Jobs Numbers Good, Wage Numbers Bad
- Jan 15, 2015
At the end of November, there will 5 million job openings nationwide, more than 20 percent more than a year earlier. That’s the *latest number* from the Bureau of Labor Statistics, and it’s another positive indicator for the direction of the economy. The more job openings, the better, since that means businesses are hiring and possibly – just possibly – feeling the need to pay more than they have in recent years, which is still the missing piece of the puzzle for a full, bone fide U.S. recovery.
Another recent BLS number shows the problem: In 2014, average earnings rose only by 1.7 percent, or about enough to keep up with inflation (and in December, wages actually fell a little). Until there’s more progress on wage growth, anemic wages are going to act as a drag on certain real estate sectors: multi-family rents, for instance, which have done terrifically in recent years, probably have only so much more runway without an increases in renters’ wages.
Why aren’t wages rising? Economists’ opinions on the matter vary (if you put all the world’s economists together end-to-end, they wouldn’t reach a conclusion). One idea is that the current unemployment rate isn’t low enough to put upward pressure on wages – 5.4 percent is swell, but that’s only the highline number. A lot of other non-working people aren’t counted in that number, which the BLS calls U-3. The much higher U-6, which counts everyone who doesn’t have a job, or has a part-time job they don’t want, is arguably a more accurate predictor of upward wage pressure. The U-6 has gotten better in recent years, but it’s still pretty high at 11.2 percent.
A less charitable interpretation of wage stagnation is that it’s part of a much longer pattern of ownership feasting on labor’s productivity gains of the last 35 years or so. After all, U.S. worker productivity is up 65 percent since 1979, wages only 8 percent in real terms.

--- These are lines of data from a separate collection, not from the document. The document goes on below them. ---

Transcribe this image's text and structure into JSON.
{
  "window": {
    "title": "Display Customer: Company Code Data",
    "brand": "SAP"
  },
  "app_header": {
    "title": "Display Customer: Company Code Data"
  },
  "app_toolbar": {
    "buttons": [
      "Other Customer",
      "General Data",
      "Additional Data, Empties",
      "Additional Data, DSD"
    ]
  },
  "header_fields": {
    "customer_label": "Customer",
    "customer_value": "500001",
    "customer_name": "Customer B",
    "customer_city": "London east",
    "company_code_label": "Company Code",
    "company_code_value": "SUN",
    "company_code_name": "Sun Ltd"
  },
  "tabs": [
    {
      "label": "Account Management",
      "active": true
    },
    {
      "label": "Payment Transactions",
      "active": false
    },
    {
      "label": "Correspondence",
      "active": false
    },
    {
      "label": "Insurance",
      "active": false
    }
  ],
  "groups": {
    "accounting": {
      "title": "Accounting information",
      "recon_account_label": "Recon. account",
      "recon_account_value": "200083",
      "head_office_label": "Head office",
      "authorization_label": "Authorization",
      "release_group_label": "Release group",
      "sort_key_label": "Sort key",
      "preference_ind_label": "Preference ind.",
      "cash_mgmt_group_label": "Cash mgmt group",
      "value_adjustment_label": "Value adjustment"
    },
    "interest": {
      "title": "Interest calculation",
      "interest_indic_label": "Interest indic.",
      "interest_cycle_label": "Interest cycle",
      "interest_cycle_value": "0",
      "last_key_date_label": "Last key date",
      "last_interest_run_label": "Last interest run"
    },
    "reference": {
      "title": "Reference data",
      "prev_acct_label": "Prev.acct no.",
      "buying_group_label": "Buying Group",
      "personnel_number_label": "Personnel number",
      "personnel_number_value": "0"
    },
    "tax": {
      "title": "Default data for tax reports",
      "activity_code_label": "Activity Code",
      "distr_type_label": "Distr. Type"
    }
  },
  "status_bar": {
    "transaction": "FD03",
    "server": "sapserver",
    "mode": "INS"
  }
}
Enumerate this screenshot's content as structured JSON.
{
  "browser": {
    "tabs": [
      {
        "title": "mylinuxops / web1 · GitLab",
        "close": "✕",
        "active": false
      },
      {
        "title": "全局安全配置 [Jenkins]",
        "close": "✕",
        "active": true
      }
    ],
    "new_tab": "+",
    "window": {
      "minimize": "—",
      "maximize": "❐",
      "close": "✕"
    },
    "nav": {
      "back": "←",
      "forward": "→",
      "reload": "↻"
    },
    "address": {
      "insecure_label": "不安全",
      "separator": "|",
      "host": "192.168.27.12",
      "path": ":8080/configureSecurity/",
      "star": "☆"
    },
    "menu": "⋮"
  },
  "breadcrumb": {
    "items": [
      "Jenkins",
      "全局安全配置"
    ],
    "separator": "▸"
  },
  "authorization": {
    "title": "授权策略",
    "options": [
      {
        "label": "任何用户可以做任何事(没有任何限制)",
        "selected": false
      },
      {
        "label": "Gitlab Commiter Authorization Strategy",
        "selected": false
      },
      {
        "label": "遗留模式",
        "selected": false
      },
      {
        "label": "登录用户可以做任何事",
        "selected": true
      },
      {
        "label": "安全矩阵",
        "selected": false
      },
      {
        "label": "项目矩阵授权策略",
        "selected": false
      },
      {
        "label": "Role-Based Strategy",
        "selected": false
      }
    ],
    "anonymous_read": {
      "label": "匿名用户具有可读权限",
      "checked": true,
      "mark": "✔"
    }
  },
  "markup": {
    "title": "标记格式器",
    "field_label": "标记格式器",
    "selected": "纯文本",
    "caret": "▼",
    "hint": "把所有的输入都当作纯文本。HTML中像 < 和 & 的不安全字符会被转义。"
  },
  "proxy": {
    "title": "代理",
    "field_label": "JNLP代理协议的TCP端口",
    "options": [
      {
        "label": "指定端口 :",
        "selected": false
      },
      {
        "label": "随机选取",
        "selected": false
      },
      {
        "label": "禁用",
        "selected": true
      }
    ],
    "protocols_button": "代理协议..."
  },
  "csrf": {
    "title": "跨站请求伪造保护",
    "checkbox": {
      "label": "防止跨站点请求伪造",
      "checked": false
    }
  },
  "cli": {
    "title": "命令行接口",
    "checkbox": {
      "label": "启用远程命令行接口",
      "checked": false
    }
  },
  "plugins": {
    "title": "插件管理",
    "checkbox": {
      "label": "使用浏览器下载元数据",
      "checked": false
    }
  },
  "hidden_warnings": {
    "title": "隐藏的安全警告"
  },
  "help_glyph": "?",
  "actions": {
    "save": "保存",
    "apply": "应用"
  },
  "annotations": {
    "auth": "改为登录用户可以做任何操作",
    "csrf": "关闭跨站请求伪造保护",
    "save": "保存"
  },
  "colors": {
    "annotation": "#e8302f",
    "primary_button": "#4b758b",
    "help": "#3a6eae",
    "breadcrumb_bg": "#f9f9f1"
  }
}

Someone’s pocketing the difference.
In a related note, the following is a bit good bit of news regarding household economics: the Fed reports that the U.S. household debt service ratio – how much of a household’s income goes to paying debt, in other words – was very low in the third quarter of 2014 at 9.98 percent. A little less than half of that total goes to service mortgage debt, a little more than half to serve other kinds of debt. The figure’s important because it shows a rational reaction (among a very large number of people) to the reality of wage stagnation. Back just before the recession, the debt service ratio was more than 13 percent, much of that representing large mortgages that turned out to be unsustainably large. That much debt helped make a bad recession much worse.